▶ YOUR INSTRUCTIONS:
What lines below include the string "label"? Pick them out and copy them.

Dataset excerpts
——————————
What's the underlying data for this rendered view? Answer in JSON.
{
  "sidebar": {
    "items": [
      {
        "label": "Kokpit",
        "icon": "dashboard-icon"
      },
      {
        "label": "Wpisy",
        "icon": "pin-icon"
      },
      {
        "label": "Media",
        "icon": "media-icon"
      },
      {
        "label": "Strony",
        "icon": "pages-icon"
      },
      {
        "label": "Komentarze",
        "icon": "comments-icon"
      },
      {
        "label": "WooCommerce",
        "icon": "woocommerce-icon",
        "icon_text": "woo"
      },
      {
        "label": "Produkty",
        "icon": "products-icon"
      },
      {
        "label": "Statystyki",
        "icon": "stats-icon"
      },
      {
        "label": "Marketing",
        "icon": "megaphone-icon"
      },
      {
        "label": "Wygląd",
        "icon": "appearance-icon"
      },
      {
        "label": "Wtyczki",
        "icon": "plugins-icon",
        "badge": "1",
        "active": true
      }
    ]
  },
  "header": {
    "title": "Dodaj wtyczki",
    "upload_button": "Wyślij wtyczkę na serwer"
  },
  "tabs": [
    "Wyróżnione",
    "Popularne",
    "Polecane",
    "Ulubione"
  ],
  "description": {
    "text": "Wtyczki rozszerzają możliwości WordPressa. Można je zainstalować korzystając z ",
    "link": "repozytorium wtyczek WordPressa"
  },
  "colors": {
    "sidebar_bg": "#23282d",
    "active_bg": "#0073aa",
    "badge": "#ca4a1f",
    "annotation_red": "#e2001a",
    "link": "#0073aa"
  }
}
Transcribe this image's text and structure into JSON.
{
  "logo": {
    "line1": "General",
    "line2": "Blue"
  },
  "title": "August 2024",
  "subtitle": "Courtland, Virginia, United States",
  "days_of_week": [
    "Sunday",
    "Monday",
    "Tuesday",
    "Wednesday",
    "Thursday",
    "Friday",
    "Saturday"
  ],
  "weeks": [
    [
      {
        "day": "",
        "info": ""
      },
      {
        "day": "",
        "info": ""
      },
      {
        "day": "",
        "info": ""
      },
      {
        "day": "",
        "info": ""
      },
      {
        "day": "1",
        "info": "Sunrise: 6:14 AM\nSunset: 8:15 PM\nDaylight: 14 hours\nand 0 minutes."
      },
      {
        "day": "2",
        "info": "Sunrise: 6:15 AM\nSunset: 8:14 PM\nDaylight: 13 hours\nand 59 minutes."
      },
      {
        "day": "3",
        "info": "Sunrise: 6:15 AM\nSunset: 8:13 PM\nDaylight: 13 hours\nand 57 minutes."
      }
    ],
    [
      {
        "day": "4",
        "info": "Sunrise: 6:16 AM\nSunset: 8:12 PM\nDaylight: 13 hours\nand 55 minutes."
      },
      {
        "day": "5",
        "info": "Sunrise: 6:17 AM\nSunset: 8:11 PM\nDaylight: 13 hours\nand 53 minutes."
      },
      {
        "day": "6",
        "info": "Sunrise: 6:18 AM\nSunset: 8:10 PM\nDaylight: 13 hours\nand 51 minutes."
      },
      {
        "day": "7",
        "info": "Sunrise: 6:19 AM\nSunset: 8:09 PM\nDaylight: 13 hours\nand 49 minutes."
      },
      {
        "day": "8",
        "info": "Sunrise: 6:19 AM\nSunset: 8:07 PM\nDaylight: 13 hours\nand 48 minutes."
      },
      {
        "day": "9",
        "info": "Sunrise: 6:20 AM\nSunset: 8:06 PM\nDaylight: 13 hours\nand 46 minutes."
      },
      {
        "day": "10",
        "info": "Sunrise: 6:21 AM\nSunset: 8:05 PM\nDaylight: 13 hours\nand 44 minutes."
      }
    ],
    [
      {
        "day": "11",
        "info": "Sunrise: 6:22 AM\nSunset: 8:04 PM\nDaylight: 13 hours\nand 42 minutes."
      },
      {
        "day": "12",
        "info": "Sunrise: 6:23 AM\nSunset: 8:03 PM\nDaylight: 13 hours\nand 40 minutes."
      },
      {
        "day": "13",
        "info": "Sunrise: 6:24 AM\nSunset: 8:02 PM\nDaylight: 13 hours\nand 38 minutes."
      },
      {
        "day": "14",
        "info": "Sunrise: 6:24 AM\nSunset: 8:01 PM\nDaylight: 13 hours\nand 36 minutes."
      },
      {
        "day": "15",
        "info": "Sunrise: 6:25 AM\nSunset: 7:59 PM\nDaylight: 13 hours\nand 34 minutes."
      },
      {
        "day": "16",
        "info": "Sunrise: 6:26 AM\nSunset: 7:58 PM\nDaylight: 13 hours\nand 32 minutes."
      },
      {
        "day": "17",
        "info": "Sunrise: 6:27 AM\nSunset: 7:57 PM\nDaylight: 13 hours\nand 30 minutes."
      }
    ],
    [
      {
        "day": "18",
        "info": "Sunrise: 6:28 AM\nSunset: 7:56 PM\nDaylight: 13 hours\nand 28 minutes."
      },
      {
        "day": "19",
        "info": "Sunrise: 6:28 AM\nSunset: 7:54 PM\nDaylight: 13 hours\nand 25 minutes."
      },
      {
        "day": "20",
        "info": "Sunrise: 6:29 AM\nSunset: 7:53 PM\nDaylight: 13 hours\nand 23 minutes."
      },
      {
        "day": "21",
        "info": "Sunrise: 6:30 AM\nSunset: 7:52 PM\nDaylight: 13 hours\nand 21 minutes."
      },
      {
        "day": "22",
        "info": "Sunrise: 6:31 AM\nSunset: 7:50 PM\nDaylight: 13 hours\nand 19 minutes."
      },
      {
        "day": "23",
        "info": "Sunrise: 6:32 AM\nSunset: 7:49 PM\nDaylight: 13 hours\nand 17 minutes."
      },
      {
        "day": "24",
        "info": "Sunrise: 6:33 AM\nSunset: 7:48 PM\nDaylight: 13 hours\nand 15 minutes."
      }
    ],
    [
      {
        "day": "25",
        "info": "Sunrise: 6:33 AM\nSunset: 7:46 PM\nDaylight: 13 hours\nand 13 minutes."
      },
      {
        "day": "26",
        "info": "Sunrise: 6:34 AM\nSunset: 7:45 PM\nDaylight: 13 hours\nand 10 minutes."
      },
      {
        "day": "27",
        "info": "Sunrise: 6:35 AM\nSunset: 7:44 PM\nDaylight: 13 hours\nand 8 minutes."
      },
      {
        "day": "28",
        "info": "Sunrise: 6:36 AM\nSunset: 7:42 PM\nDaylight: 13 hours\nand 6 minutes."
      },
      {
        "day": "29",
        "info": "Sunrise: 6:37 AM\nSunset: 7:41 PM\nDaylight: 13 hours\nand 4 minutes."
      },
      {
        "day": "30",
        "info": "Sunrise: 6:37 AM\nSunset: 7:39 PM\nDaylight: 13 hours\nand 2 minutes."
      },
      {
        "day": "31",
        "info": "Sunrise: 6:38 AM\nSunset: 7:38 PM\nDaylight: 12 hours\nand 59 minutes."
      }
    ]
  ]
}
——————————
▶ ANSWER TO THE PROBLEM:
        "label": "Kokpit",
        "label": "Wpisy",
        "label": "Media",
        "label": "Strony",
        "label": "Komentarze",
        "label": "WooCommerce",
        "label": "Produkty",
        "label": "Statystyki",
        "label": "Marketing",
        "label": "Wygląd",
        "label": "Wtyczki",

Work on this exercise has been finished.